Currently, the Holland Coast Guard station is manned full-time by Chief Adam Smart and Machinery Technician Joshua Sanders. Throughout the summer, the two were joined by Coast Guard reservists at the station on Ottawa Beach Road.
This summer, though, the Holland station will only be manned on Friday, Saturday and Sunday, along with some holidays. Coast Guard members stationed at the Grand Haven station will travel to Holland for those hours of operation, then return to Grand Haven during the week.
The change was not made for any budgetary reasons, Smart said, but rather was an effort by the Coast Guard to find a more efficient way to use its personnel on the Great Lakes. Smart said the Holland Coast Guard station was always budgeted to only have staff respond to a water request during the weekend, but that he and Sanders considered themselves always “on call” in the case of an overnight weekday emergency. Over the summer, the Holland station would receive summer reserve members that worked two day-shifts.
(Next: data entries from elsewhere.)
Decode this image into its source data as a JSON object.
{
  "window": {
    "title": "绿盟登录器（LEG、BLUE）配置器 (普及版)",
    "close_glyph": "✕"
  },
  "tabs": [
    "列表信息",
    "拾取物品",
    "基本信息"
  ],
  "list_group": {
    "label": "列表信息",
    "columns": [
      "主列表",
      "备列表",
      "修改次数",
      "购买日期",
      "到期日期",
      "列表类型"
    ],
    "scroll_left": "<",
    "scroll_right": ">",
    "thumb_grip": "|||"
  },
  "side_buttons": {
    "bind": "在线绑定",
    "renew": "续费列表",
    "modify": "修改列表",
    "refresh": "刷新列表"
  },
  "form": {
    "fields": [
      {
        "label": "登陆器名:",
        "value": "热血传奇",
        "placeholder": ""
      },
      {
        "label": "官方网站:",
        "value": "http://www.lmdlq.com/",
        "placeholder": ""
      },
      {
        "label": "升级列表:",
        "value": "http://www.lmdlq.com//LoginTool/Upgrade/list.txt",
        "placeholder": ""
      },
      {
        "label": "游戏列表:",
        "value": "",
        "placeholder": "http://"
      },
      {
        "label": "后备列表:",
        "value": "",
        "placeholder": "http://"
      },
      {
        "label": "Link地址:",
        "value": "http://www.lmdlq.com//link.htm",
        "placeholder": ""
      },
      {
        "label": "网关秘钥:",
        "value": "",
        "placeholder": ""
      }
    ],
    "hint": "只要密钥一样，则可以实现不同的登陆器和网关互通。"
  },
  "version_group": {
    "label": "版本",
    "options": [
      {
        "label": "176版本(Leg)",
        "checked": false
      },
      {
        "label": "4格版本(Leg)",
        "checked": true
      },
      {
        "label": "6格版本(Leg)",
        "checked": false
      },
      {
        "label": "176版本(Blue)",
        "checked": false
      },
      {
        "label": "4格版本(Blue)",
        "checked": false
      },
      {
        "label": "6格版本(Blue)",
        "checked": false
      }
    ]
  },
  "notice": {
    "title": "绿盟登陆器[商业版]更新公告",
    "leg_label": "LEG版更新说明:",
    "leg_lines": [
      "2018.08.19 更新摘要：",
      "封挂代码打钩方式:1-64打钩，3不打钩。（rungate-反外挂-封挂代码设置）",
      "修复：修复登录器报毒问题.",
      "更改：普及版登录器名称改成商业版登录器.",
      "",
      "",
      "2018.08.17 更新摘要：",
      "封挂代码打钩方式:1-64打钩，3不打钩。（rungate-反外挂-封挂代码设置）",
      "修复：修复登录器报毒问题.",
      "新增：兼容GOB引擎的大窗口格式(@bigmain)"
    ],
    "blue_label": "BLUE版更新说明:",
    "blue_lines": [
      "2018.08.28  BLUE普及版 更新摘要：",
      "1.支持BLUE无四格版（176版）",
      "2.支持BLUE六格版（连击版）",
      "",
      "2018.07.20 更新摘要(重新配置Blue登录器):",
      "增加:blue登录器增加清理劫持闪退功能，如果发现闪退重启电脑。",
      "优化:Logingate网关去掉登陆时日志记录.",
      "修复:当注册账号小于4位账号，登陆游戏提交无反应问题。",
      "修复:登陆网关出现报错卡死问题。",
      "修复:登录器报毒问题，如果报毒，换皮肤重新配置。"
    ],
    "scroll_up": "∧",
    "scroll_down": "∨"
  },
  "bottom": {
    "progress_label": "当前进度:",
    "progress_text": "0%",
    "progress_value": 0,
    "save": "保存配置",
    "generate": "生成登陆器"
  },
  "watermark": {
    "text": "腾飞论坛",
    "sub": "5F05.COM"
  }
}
“With that one person there Monday through Friday, we could operate the boat overnight with me and Josh if we needed to,” Smart said. “It just so happens that he and I lived close enough to do that, but it was always above and beyond what the expectation was for Station Holland. It was always just a weekend-only operation.”
Smart, who has been in Holland since 2016, is leaving May 25 and will return to the Coast Guard station in Boothbay Harbor, Maine. Sanders will be transferred to Hawaii. After that, the Holland Coast Guard Station will be considered a “station small,” rather than a full-time operation.
“We’ll be down there on major holidays and weekends,” said Kyle Thomas, Grand Haven Coast Guard executive petty officer. “Any time the (Holland) Coast Guard vessel there isn’t actively manned, we’ll be responding from Grand Haven.
“Grand Haven is basically in control of Station Small Holland. The vessels out of Grand Haven and they’re very quick to get down there.”
While Smart said he’s never personally made the trip from Grand Haven to Holland in a Coast Guard vessel, he thinks the response time to an emergency on the water would only vary slightly if a boat is coming from Grand Haven compared to Holland.
“The response time from Grand Haven versus the normal response time is a hard thing to comment on, but I would imagine that it’s probably only a little different,” he said. “If it was mid-day during the week, obviously our response time was short because we were right there. Now during the week, it’s important for people in the water to understand that response is coming from Grand Haven.”
The Ottawa County Sheriff’s Office marine division, which has an office inside the Holland Coast Guard station, will still be docking its Holland rescue boat at the Coast Guard’s dock like normal. The sheriff’s office will not be adding extra marine patrols in Holland to pick up any weekday slack.
“We’re not doing anything different,” said Marine Division Sgt. Dean DeVries. “We have access to the building and the boats, so it will be status quo for us. It’s going to be a little strange not having the (Coast Guard) around.”
Current Grand Haven Master Chief Justin Olson will also be leaving this summer to go to Sturgeon Bay, Wisconsin. Taking over for Olson following a change of command ceremony on June 22 is Chief Kirk McKay, who held Olson’s position previously.
“Our crews are very familiar with the area, so we’ll be standing by to help,” Thomas said. “There really shouldn’t be too much of an impact.”
Last year, the Muskegon Coast Guard station underwent a similar transition. Grand Haven staff manages the Muskegon station, but that station is staffed throughout the week. Grand Haven now will manage its own station, the Muskegon station and Holland.
“Basically, they’re just looking at a more efficient way to utilize personnel,” Smart said. “We had about 20-something requests for assistance last year, and they really have dwindled down for search and rescue. Grand Haven definitely has more calls for assistance, I’ve always been shocked how few calls we get compared to how much boating traffic we get.”
Smart said a big reason for the lack of water emergencies in Holland is the work of the Holland Coast Guard Auxiliary flotilla, which is a group of non-active Coast Guard members that teach the community about boating safety.
“They do a great job educating the public on safe boating,” Smart said. “The low number of issues in the water, that is because of their efforts.”
Terry Boersen, a member of the Holland Coast Guard Auxiliary, said the Holland station has known about being downgraded to a station small since last year.
“This hasn’t been a secret — we’ve known this since the fall,” Boersen said. “But, people aren’t really going to know until boating season and they say ‘Where’s the Coast Guard?’”
With the changes to personnel, though, Smart said people should be aware the Coast Guard is coming from farther away.
“The Coast Guard will still be out there responding to requests,” he said. “But people need to give the lake the respect that it deserves.”